* What you have to do: From the data below, copy out every line in which the word "JSON" occurs.

(Website and app data records)
■ ■ ■ ■ ■ ■ ■

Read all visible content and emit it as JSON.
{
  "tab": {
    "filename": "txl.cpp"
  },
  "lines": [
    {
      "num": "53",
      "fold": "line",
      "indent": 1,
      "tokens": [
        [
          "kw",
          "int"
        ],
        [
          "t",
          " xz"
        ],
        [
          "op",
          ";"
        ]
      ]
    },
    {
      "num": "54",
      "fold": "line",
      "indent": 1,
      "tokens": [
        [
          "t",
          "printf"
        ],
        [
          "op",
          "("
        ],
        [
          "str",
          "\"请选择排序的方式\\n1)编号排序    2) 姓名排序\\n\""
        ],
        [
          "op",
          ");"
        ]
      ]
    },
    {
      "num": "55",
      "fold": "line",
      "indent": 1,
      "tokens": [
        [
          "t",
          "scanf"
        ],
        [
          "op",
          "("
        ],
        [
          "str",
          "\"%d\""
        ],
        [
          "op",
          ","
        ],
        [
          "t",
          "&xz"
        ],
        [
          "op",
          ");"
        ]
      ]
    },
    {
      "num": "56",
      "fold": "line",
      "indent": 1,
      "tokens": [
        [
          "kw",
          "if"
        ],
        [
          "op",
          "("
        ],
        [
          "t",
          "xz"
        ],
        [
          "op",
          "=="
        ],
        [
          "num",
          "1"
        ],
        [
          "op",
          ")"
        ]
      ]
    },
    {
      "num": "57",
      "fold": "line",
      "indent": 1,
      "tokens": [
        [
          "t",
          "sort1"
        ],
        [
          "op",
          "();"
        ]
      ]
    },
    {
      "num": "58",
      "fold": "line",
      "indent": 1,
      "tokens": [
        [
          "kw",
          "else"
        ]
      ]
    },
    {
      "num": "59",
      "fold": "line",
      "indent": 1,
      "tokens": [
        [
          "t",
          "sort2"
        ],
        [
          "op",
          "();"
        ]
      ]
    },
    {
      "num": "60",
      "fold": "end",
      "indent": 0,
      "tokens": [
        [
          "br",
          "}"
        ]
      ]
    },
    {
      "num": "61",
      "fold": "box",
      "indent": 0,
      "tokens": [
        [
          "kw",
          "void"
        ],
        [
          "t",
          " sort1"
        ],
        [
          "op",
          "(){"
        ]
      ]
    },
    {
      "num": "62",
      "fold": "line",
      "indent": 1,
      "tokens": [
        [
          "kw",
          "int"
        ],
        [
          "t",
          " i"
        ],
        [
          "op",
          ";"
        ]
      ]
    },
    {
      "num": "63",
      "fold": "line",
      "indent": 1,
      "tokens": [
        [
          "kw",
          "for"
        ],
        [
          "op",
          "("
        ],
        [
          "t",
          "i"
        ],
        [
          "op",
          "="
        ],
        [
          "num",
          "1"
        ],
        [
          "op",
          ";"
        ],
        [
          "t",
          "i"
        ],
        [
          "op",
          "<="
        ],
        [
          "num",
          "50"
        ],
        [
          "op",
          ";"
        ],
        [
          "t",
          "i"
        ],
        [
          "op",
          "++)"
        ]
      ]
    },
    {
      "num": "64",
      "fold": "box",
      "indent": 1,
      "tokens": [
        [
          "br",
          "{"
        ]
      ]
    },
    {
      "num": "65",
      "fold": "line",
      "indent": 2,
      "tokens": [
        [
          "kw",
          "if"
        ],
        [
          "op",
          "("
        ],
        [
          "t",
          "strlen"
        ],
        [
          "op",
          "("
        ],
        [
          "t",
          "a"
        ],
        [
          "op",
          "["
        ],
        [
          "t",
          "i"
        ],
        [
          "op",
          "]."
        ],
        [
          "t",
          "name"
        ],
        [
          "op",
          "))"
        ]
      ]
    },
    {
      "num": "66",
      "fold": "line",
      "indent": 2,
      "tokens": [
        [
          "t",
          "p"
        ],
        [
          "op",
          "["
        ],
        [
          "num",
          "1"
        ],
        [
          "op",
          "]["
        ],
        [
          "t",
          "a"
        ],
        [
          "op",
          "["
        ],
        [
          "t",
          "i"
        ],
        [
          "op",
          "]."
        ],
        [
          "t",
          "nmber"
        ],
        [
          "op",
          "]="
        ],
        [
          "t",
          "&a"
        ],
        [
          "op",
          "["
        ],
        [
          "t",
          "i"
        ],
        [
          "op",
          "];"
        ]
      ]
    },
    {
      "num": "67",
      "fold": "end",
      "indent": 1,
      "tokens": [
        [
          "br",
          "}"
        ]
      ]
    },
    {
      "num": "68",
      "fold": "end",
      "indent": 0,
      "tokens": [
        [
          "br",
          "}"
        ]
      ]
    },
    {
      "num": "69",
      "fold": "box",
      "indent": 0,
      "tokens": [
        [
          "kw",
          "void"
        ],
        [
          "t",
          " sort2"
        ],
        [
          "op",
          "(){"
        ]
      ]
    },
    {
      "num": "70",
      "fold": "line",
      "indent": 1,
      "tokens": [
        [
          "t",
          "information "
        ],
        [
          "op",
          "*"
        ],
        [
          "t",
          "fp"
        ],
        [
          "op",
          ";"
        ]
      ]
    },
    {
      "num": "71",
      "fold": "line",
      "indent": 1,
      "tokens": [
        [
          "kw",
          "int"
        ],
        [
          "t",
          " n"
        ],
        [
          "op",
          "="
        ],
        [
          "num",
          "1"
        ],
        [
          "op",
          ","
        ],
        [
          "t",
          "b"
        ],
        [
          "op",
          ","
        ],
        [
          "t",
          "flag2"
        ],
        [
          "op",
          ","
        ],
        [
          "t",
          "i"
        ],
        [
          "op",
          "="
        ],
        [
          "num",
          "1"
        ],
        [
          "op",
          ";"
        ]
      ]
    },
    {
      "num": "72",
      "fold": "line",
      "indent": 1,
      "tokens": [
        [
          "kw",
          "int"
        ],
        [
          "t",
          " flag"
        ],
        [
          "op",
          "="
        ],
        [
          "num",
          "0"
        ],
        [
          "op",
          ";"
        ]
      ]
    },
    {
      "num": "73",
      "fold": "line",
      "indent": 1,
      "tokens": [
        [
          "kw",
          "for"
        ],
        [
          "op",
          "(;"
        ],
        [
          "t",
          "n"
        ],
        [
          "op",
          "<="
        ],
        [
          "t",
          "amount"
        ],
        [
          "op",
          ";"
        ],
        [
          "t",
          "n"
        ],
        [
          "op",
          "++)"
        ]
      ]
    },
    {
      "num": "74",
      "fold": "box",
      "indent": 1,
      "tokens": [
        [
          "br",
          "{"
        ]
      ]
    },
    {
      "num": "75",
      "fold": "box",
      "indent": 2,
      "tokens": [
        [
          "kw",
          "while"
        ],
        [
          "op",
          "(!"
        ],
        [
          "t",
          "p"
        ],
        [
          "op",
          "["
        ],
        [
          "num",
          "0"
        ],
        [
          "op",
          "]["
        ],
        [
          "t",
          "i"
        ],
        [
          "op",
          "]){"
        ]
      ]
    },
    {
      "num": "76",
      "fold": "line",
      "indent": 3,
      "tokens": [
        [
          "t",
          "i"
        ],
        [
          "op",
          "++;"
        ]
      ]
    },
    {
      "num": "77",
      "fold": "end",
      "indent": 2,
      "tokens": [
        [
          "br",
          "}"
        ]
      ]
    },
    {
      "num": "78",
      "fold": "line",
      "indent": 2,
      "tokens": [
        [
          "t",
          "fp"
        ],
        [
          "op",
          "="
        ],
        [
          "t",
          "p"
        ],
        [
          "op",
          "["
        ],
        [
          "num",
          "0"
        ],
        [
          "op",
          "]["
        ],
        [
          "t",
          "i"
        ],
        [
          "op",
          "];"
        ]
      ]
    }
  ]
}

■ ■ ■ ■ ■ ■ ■

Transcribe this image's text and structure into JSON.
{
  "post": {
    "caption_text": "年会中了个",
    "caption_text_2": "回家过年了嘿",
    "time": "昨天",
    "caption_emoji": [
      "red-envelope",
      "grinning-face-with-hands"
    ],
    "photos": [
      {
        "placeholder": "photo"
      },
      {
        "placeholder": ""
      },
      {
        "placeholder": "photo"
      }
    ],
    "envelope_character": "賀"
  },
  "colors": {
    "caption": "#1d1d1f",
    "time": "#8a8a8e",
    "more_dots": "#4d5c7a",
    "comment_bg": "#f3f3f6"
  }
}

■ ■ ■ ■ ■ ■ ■

* Written reply:
Read all visible content and emit it as JSON.
Transcribe this image's text and structure into JSON.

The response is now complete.